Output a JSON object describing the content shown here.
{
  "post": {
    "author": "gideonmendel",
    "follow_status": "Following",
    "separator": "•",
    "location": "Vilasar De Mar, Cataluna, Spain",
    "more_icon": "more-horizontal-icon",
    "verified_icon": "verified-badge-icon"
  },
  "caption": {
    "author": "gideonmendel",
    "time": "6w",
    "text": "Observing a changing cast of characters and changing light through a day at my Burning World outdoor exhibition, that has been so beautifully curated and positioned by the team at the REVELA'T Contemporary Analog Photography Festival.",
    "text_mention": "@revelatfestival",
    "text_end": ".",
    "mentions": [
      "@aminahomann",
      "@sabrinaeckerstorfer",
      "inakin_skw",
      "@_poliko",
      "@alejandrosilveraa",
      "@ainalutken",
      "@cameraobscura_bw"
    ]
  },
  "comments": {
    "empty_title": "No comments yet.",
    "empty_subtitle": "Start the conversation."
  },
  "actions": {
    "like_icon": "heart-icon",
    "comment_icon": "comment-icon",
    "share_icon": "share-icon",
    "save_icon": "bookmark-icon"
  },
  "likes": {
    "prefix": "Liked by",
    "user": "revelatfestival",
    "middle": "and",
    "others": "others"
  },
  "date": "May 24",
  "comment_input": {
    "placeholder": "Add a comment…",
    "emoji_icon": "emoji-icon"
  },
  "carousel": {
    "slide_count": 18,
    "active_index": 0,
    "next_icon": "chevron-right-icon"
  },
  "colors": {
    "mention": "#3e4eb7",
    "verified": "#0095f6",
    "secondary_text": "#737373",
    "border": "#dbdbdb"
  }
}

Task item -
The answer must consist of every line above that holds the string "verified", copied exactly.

Answer section -
    "verified_icon": "verified-badge-icon"
    "verified": "#0095f6",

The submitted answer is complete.